(Entries provided)

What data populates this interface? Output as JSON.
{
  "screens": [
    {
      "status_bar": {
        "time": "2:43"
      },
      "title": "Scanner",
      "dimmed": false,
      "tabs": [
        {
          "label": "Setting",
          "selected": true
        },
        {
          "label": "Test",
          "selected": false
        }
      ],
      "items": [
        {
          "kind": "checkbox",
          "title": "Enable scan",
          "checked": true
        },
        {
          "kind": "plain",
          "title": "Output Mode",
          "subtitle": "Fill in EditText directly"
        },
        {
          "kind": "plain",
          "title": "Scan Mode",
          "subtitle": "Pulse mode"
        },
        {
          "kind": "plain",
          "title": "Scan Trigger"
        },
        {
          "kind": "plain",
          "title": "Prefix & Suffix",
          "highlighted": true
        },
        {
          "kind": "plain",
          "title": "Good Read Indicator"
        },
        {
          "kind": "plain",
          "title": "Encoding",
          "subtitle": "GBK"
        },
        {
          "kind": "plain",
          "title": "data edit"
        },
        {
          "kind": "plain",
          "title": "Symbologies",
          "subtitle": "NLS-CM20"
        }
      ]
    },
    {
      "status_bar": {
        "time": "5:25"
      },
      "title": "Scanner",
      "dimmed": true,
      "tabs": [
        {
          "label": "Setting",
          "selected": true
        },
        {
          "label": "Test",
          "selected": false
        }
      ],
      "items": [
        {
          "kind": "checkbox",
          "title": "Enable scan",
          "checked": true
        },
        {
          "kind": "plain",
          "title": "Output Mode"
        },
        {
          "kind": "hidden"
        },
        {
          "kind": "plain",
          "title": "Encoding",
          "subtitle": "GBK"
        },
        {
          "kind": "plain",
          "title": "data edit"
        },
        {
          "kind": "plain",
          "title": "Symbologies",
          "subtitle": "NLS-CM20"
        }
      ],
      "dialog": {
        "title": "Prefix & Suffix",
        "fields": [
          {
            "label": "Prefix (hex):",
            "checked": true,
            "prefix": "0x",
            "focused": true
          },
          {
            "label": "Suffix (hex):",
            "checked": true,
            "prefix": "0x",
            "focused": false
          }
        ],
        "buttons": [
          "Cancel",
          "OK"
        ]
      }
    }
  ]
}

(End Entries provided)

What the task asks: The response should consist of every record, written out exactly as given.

Response to the exercise:
What data populates this interface? Output as JSON.
{
  "screens": [
    {
      "status_bar": {
        "time": "2:43"
      },
      "title": "Scanner",
      "dimmed": false,
      "tabs": [
        {
          "label": "Setting",
          "selected": true
        },
        {
          "label": "Test",
          "selected": false
        }
      ],
      "items": [
        {
          "kind": "checkbox",
          "title": "Enable scan",
          "checked": true
        },
        {
          "kind": "plain",
          "title": "Output Mode",
          "subtitle": "Fill in EditText directly"
        },
        {
          "kind": "plain",
          "title": "Scan Mode",
          "subtitle": "Pulse mode"
        },
        {
          "kind": "plain",
          "title": "Scan Trigger"
        },
        {
          "kind": "plain",
          "title": "Prefix & Suffix",
          "highlighted": true
        },
        {
          "kind": "plain",
          "title": "Good Read Indicator"
        },
        {
          "kind": "plain",
          "title": "Encoding",
          "subtitle": "GBK"
        },
        {
          "kind": "plain",
          "title": "data edit"
        },
        {
          "kind": "plain",
          "title": "Symbologies",
          "subtitle": "NLS-CM20"
        }
      ]
    },
    {
      "status_bar": {
        "time": "5:25"
      },
      "title": "Scanner",
      "dimmed": true,
      "tabs": [
        {
          "label": "Setting",
          "selected": true
        },
        {
          "label": "Test",
          "selected": false
        }
      ],
      "items": [
        {
          "kind": "checkbox",
          "title": "Enable scan",
          "checked": true
        },
        {
          "kind": "plain",
          "title": "Output Mode"
        },
        {
          "kind": "hidden"
        },
        {
          "kind": "plain",
          "title": "Encoding",
          "subtitle": "GBK"
        },
        {
          "kind": "plain",
          "title": "data edit"
        },
        {
          "kind": "plain",
          "title": "Symbologies",
          "subtitle": "NLS-CM20"
        }
      ],
      "dialog": {
        "title": "Prefix & Suffix",
        "fields": [
          {
            "label": "Prefix (hex):",
            "checked": true,
            "prefix": "0x",
            "focused": true
          },
          {
            "label": "Suffix (hex):",
            "checked": true,
            "prefix": "0x",
            "focused": false
          }
        ],
        "buttons": [
          "Cancel",
          "OK"
        ]
      }
    }
  ]
}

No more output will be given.